I know that there have been several questions on here and stackexchange about linear PDE's which don't fall into the standard classification, but I had a more focused question which I haven't seen answered. The PDE $u_t=u_{xx}-u_{yy}$ (or, equivalently, $u_t=u_{xy}$), is the simplest linear second-order PDE that is not elliptic, parabolic, or hyperbolic. Its time-invariant solutions are solutions to the one-dimensional wave equation.

My question is,

How does this PDE compare to the standard parabolic and hyperbolic PDE's in the following categories:

Fundamental solution: is there an integral solution which is a convolution with a fundamental solution?

Smoothness: are solutions infinitely smooth or does the smoothness depend on boundary conditions?

Propagation speed: infinite or finite?

I only recently read Evan's PDE book, and the only question I really took a crack at was the first. I looked for a solution involving exponentials in t, but I couldn't find one. I am interested in this question purely from a classification standpoint. Thanks!

**Edit:** As the comments below indicate, there can be no general solution with arbitrary initial conditions analogous to that for parabolic or hyperbolic equations. Also, solutions need not be infinitely smooth.

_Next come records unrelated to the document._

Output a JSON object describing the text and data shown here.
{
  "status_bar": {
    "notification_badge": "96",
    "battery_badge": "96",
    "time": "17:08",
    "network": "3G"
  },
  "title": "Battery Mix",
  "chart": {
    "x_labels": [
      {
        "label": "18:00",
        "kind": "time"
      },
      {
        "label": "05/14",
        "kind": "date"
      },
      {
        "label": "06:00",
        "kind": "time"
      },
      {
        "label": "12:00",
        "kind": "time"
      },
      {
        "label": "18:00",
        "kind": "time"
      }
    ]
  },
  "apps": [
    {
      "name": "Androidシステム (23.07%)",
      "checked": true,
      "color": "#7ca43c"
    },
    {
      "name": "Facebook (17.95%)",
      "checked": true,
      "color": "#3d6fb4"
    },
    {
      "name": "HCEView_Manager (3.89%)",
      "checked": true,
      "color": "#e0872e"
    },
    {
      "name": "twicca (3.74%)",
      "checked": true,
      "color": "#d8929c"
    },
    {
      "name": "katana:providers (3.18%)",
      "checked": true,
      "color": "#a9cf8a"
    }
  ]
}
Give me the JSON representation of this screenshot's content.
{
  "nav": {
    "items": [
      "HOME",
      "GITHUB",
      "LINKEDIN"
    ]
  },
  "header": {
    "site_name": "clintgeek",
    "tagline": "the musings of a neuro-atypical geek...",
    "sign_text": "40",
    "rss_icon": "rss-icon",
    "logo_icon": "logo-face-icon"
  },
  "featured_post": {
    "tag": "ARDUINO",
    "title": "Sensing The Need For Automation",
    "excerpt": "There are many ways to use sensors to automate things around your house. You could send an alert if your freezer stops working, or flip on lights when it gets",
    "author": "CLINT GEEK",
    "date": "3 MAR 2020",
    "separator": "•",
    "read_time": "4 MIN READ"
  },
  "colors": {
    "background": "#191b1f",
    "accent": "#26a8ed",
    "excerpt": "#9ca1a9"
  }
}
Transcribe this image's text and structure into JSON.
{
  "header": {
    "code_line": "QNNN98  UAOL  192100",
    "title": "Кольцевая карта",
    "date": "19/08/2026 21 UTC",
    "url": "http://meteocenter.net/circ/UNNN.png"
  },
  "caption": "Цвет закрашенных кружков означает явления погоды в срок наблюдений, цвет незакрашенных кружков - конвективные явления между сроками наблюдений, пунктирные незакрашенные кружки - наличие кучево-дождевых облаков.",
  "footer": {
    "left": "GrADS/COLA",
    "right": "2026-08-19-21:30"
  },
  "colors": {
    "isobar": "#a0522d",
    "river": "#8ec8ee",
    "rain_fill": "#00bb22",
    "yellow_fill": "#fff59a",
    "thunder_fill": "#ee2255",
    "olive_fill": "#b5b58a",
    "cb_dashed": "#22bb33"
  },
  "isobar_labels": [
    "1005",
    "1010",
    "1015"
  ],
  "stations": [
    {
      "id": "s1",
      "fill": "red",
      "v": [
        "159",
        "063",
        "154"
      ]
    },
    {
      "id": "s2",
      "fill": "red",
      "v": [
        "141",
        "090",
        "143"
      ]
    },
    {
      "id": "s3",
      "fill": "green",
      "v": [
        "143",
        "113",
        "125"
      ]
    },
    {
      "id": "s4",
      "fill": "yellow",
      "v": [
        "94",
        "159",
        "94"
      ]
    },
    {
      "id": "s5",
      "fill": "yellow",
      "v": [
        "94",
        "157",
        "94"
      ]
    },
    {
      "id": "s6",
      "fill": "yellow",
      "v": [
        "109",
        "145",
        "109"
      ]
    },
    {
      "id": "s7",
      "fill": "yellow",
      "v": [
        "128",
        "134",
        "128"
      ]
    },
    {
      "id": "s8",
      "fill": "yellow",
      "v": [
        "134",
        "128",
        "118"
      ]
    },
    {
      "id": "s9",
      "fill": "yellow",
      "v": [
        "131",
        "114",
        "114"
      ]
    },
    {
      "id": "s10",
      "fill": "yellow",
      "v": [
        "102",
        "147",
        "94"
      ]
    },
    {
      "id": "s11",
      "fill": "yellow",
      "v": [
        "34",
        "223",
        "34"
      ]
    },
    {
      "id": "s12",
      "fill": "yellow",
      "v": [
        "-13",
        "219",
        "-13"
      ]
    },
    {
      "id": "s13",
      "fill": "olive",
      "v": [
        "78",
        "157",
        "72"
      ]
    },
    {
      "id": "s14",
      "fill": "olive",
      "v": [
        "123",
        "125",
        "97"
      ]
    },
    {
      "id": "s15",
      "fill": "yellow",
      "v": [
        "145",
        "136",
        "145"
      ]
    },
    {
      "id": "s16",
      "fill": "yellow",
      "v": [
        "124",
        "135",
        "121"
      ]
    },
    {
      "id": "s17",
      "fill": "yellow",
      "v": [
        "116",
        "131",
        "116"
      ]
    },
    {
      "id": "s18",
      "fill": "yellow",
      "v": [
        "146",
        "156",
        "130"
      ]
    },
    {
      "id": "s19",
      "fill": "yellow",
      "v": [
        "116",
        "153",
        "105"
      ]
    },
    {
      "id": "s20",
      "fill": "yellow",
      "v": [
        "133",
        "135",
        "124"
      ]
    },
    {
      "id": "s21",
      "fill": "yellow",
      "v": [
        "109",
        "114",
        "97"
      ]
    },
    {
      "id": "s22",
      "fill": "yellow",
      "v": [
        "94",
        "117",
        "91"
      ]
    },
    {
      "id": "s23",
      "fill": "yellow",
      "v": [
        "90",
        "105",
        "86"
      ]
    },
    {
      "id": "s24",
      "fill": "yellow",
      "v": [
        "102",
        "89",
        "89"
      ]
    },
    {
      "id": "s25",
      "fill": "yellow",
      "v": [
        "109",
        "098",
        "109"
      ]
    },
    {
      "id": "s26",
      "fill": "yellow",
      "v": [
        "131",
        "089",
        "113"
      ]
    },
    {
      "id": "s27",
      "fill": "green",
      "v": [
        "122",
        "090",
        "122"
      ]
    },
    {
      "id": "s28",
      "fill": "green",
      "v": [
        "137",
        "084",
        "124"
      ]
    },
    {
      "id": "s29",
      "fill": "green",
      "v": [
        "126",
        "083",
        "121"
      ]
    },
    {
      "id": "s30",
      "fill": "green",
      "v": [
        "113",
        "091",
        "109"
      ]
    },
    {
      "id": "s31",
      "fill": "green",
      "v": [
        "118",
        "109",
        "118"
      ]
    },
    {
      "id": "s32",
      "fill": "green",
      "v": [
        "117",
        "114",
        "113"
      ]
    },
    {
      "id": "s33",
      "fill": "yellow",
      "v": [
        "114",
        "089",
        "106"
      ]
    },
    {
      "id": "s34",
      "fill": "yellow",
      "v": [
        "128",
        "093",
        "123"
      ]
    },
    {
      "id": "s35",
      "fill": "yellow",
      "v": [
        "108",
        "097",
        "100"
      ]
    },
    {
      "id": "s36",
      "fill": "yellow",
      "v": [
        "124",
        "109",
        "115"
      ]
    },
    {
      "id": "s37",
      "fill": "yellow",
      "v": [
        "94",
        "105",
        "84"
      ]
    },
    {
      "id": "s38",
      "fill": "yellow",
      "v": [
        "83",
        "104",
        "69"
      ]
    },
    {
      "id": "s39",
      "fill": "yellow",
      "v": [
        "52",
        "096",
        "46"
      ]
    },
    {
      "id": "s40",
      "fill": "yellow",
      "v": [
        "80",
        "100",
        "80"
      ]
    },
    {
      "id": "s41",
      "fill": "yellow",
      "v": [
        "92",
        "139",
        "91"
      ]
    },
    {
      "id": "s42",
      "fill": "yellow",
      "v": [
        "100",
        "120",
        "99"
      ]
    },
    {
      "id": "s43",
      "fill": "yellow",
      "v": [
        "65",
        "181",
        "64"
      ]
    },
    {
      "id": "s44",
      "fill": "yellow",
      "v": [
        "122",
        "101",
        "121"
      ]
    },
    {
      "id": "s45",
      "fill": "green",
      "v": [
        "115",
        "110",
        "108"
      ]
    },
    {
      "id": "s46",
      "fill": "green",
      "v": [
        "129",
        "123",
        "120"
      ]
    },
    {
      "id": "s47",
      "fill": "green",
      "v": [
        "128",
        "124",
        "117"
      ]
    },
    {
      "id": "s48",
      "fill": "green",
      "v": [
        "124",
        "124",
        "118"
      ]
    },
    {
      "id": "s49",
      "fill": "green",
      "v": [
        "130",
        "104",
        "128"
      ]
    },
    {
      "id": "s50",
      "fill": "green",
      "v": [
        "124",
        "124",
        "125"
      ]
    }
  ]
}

Since this answer was pieced together from the comments, I'm making this community wiki, in case anyone would like to add to it later.